And after a long day of work and creating new Arma 3 content, what do you like to do to relax and unwind?
Julian: Now that GM is done I have a year’s worth of new games that I need to catch up on. That’ll keep me busy for a while.
Lars: Usually by sleeping.
What would be your top tip for other developers out there?
Lars: Work smarter not harder. Automate as much as possible, use texture templates, config macros, essentially avoid having to do the same thing more than once if it can be automated away.
Julian: Start with a small project to learn the tech and procedures. Usually, you’ll end up doing a thing three times. First to figure out how to do it, second time to solidify the workflow and the third time to actually produce the product.
Also, as Lars already explained: there is no time for bad tools. This GM release is a massive amount of work that couldn’t be done without efficient automation of processes and methods.
Oh, and you must definitely know what tools you have available! Click every button once in your application of choice to see what it does before you even start work. This way you’ll learn what tools you have at your disposal to work with. If you don’t know you even have a tool, then you can’t use it. So avoid not knowing at all costs.
A galactic warlord arrives on Earth to exterminate half of all video games. As protector of the Pixel Realm, you can use your superpowers to guarantee the safety of Arma and one other game. Which will it be?

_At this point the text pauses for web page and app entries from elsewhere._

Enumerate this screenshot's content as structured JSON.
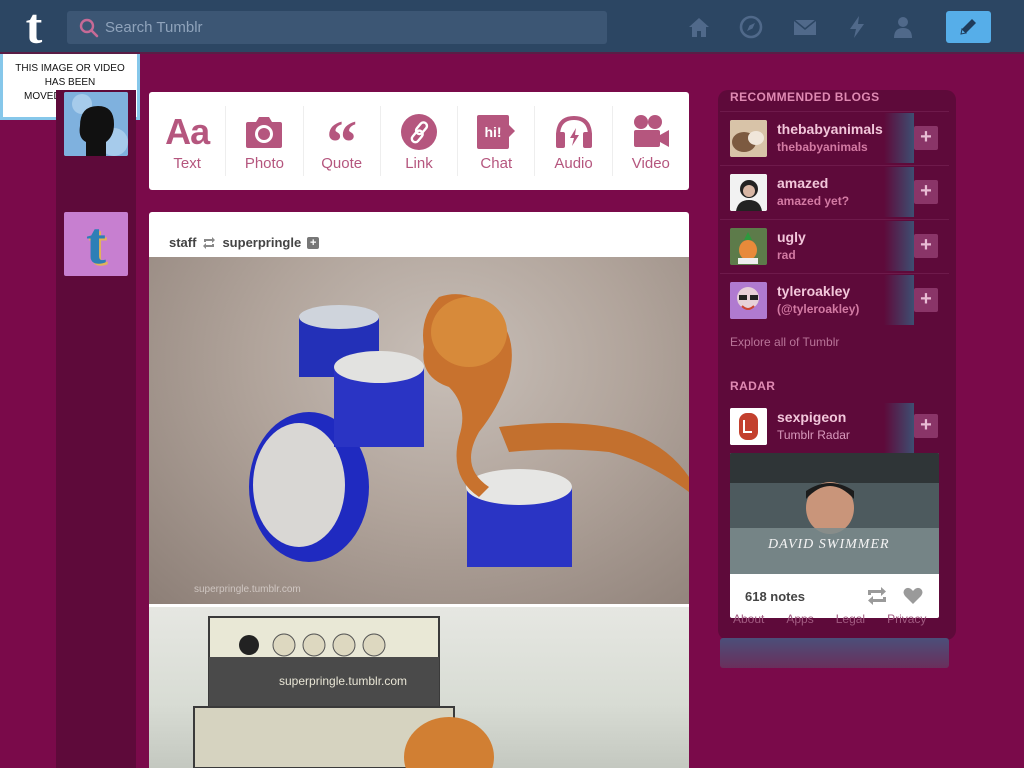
{
  "header": {
    "search_placeholder": "Search Tumblr",
    "nav_icons": [
      "home-icon",
      "compass-icon",
      "mail-icon",
      "lightning-icon",
      "person-icon"
    ],
    "compose_icon": "pencil-icon"
  },
  "broken_image": {
    "line1": "THIS IMAGE OR VIDEO",
    "line2": "HAS BEEN",
    "line3": "MOVED"
  },
  "post_types": [
    {
      "label": "Text",
      "icon": "text-aa-icon"
    },
    {
      "label": "Photo",
      "icon": "camera-icon"
    },
    {
      "label": "Quote",
      "icon": "quote-icon"
    },
    {
      "label": "Link",
      "icon": "link-icon"
    },
    {
      "label": "Chat",
      "icon": "chat-icon"
    },
    {
      "label": "Audio",
      "icon": "headphones-icon"
    },
    {
      "label": "Video",
      "icon": "video-camera-icon"
    }
  ],
  "post": {
    "author": "staff",
    "reblogged_from": "superpringle",
    "watermark1": "superpringle.tumblr.com",
    "watermark2": "superpringle.tumblr.com"
  },
  "sidebar": {
    "recommended_title": "RECOMMENDED BLOGS",
    "blogs": [
      {
        "name": "thebabyanimals",
        "subtitle": "thebabyanimals"
      },
      {
        "name": "amazed",
        "subtitle": "amazed yet?"
      },
      {
        "name": "ugly",
        "subtitle": "rad"
      },
      {
        "name": "tyleroakley",
        "subtitle": "(@tyleroakley)"
      }
    ],
    "explore_link": "Explore all of Tumblr",
    "radar_title": "RADAR",
    "radar": {
      "name": "sexpigeon",
      "subtitle": "Tumblr Radar",
      "caption": "DAVID SWIMMER",
      "notes": "618 notes"
    },
    "footer_links": [
      "About",
      "Apps",
      "Legal",
      "Privacy"
    ]
  },
  "colors": {
    "background": "#7a0a4a",
    "header": "#2c4663",
    "accent": "#b5567e",
    "compose": "#56aee9"
  }
}
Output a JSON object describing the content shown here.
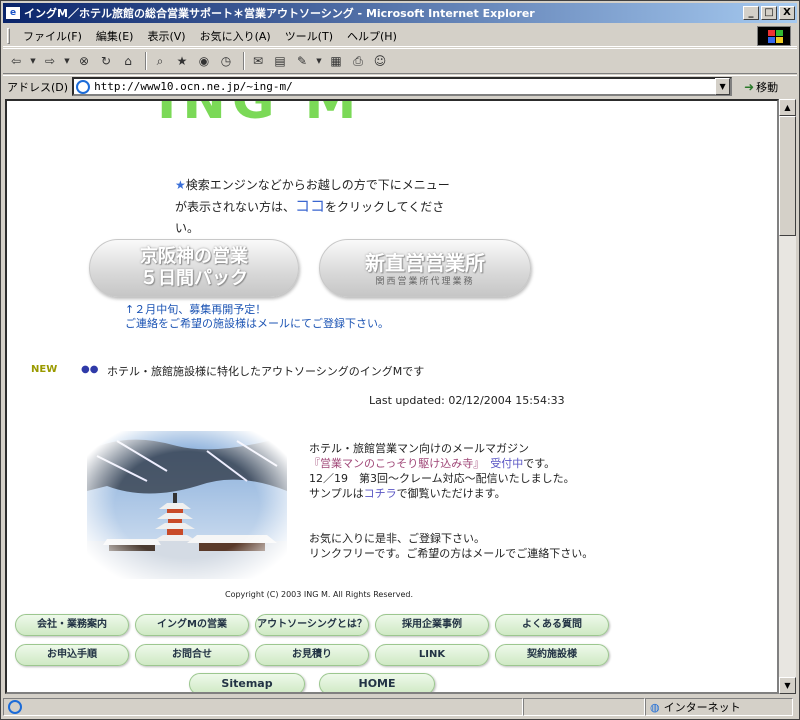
{
  "window": {
    "title": "イングM／ホテル旅館の総合営業サポート＊営業アウトソーシング - Microsoft Internet Explorer",
    "min": "_",
    "max": "□",
    "close": "X"
  },
  "menu": [
    "ファイル(F)",
    "編集(E)",
    "表示(V)",
    "お気に入り(A)",
    "ツール(T)",
    "ヘルプ(H)"
  ],
  "address": {
    "label": "アドレス(D)",
    "url": "http://www10.ocn.ne.jp/~ing-m/",
    "go": "移動"
  },
  "page": {
    "logo_text": "ING M",
    "note": {
      "star": "★",
      "line1": "検索エンジンなどからお越しの方で下にメニュー",
      "line2a": "が表示されない方は、",
      "koko": "ココ",
      "line2b": "をクリックしてくださ",
      "line3": "い。"
    },
    "banner_left": {
      "l1": "京阪神の営業",
      "l2": "５日間パック"
    },
    "banner_right": {
      "l1": "新直営営業所",
      "sub": "関西営業所代理業務"
    },
    "link_lines": [
      "↑２月中旬、募集再開予定！",
      "ご連絡をご希望の施設様はメールにてご登録下さい。"
    ],
    "new_badge": "NEW",
    "dots": "●●",
    "new_text": "ホテル・旅館施設様に特化したアウトソーシングのイングMです",
    "updated": "Last updated: 02/12/2004 15:54:33",
    "mag": {
      "line1": "ホテル・旅館営業マン向けのメールマガジン",
      "line2a": "『営業マンのこっそり駆け込み寺』",
      "line2b": "受付中",
      "line2c": "です。",
      "line3": "12／19　第3回〜クレーム対応〜配信いたしました。",
      "line4a": "サンプルは",
      "line4b": "コチラ",
      "line4c": "で御覧いただけます。"
    },
    "fav": [
      "お気に入りに是非、ご登録下さい。",
      "リンクフリーです。ご希望の方はメールでご連絡下さい。"
    ],
    "copyright": "Copyright (C) 2003 ING M. All Rights Reserved."
  },
  "nav_row1": [
    "会社・業務案内",
    "イングMの営業",
    "アウトソーシングとは？",
    "採用企業事例",
    "よくある質問"
  ],
  "nav_row2": [
    "お申込手順",
    "お問合せ",
    "お見積り",
    "LINK",
    "契約施設様"
  ],
  "nav_row3": [
    "Sitemap",
    "HOME"
  ],
  "status": {
    "zone": "インターネット"
  }
}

Lars: Most definitely Transport Fever, there can never be enough trains.
Julian: Purely judging by my played hours I would have to pick Wargame: Red Dragon.